What you will do:
Look through the lines below; wherever the word "type" appears, copy that line.

-------- Records to use --------

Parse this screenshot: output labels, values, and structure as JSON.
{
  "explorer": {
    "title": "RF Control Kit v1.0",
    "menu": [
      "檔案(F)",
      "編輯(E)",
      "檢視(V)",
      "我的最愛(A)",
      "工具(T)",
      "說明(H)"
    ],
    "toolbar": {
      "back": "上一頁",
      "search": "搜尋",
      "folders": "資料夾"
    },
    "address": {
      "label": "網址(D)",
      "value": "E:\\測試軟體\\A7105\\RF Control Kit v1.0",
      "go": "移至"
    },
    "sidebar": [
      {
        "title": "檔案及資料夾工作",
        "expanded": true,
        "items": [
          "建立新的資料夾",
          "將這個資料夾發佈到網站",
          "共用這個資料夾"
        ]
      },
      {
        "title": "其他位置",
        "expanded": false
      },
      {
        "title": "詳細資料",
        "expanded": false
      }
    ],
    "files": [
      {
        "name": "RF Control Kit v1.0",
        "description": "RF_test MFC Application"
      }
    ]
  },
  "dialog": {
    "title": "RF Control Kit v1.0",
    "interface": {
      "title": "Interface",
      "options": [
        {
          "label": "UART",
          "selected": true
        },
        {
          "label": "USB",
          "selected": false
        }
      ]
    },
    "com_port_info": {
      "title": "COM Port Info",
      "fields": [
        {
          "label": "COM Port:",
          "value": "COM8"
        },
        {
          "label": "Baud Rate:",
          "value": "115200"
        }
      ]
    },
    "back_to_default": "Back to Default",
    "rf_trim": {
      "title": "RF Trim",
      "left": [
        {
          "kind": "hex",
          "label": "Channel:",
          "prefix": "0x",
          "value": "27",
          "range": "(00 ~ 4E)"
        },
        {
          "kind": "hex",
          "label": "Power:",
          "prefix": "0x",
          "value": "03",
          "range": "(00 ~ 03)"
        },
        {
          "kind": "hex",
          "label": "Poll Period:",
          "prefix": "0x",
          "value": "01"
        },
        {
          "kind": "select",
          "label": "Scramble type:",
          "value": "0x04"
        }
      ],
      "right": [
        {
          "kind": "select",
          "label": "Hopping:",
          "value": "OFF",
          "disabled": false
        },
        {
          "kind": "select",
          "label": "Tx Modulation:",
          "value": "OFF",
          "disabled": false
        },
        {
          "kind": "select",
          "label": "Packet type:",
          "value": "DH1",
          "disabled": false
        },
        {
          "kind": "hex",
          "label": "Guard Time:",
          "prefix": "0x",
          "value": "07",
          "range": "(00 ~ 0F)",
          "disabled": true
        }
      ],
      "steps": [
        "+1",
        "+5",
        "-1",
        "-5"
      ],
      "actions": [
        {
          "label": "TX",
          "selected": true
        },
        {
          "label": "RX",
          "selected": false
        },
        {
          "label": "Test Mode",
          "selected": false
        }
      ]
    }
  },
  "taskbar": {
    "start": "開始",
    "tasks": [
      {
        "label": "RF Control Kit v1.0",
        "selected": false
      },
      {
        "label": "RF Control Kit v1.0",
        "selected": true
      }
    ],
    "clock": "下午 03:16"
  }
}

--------
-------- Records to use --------

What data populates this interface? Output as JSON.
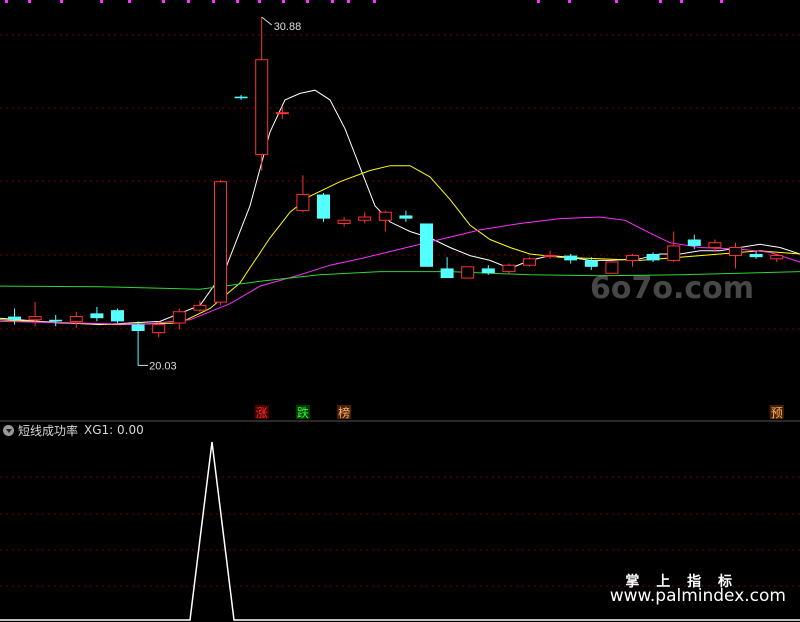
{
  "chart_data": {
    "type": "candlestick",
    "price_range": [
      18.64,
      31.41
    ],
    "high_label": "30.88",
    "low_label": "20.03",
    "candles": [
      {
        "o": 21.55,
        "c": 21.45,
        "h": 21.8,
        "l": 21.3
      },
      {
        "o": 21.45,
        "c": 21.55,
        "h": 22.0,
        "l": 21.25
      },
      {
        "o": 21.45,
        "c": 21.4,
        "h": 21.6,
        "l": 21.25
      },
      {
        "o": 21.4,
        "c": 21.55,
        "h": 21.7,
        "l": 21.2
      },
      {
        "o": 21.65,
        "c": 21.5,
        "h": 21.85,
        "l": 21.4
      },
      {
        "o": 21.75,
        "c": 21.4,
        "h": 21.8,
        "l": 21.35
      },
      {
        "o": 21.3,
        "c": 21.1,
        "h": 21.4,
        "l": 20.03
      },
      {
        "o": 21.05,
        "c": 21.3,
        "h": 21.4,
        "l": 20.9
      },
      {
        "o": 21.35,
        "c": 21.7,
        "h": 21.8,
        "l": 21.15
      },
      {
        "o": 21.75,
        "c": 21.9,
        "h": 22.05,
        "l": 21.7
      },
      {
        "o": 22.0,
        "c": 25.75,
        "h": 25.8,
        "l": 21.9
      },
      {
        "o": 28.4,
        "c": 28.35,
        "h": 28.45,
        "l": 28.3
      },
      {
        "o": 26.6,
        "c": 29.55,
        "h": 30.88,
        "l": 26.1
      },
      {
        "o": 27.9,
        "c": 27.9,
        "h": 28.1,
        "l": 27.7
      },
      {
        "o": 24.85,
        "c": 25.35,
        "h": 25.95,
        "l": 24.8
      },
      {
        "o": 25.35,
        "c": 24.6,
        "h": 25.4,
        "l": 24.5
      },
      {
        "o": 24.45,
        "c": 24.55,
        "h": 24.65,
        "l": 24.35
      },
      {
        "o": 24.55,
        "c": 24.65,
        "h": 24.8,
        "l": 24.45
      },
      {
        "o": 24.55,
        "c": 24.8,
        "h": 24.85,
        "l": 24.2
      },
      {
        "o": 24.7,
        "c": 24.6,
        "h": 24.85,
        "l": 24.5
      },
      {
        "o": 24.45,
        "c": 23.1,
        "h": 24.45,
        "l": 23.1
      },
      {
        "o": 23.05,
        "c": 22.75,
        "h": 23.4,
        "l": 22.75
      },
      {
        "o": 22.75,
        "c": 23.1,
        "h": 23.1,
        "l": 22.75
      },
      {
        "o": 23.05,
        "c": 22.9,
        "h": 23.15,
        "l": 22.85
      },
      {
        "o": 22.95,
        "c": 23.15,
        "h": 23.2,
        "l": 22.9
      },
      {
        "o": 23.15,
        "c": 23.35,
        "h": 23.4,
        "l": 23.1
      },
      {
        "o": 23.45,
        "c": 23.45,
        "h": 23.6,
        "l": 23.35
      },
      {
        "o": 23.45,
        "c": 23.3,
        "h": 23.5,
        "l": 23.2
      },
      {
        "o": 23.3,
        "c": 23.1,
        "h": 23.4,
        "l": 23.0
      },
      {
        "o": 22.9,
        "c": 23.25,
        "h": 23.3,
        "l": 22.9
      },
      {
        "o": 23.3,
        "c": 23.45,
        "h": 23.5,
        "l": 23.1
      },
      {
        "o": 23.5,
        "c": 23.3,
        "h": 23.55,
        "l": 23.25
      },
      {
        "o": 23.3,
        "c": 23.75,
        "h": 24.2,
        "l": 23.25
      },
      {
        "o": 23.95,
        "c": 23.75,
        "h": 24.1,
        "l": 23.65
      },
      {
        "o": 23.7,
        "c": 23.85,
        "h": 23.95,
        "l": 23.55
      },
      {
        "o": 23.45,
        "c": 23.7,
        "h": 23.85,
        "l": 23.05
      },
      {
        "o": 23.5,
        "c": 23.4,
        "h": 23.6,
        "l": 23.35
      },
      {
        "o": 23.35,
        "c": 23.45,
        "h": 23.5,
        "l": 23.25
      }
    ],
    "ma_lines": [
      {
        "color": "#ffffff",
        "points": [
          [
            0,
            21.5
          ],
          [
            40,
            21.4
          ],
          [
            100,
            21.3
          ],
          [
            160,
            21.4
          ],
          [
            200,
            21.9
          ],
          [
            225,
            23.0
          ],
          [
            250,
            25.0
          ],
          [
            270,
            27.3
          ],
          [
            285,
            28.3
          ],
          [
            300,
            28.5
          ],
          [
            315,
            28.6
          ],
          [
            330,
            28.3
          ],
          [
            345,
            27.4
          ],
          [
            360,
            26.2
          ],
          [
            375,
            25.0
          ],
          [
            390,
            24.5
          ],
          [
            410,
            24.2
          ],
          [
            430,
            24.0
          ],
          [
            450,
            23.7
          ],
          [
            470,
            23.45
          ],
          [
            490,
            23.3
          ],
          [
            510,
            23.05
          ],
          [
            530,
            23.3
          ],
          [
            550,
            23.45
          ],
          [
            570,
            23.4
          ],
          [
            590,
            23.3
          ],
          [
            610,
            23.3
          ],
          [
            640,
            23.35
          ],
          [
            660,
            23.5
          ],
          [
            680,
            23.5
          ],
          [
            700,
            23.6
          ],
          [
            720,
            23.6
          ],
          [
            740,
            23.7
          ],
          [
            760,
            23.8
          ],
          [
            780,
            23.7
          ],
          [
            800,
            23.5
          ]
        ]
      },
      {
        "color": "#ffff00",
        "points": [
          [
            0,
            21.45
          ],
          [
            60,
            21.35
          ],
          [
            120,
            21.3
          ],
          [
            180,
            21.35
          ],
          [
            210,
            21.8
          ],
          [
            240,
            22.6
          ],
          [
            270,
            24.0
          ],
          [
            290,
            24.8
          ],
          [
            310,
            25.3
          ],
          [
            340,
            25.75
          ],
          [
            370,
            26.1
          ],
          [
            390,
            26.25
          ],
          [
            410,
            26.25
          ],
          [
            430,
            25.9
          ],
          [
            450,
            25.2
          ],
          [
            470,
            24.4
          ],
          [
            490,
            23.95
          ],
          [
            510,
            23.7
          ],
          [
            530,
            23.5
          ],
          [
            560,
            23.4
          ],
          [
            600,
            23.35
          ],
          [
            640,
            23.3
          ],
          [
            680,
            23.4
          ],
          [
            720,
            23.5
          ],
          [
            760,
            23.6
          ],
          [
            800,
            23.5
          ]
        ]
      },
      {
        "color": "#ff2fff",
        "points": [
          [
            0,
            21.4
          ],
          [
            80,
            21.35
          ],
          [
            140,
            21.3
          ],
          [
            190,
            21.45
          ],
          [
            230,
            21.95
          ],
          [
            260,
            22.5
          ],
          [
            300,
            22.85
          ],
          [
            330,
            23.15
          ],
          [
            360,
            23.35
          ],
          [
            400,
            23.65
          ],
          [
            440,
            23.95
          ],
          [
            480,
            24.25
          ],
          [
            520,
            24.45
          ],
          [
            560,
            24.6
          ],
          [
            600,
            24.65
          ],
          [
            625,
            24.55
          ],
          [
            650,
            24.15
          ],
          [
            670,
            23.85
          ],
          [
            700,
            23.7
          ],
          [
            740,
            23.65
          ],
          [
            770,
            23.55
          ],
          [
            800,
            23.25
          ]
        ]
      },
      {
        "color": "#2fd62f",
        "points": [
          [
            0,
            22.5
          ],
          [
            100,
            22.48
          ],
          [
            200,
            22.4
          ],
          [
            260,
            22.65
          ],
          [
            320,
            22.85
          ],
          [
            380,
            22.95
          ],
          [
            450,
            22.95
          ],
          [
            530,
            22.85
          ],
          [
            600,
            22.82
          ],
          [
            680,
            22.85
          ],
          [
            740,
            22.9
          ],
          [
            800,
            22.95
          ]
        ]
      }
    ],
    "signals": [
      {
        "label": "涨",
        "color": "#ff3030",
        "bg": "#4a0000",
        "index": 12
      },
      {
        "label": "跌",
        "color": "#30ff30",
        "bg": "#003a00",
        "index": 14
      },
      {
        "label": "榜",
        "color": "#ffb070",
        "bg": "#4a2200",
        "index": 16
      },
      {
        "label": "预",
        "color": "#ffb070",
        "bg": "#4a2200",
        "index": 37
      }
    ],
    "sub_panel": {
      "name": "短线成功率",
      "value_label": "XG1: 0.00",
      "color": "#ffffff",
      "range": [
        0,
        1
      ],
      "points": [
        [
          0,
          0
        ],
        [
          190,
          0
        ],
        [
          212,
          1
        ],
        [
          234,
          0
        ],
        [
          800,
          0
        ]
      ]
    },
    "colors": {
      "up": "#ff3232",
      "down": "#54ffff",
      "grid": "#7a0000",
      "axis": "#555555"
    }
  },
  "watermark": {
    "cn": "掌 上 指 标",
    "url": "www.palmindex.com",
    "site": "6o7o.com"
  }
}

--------

Completed task:
          "label": "Scramble type:",
          "label": "Packet type:",
    "type": "candlestick",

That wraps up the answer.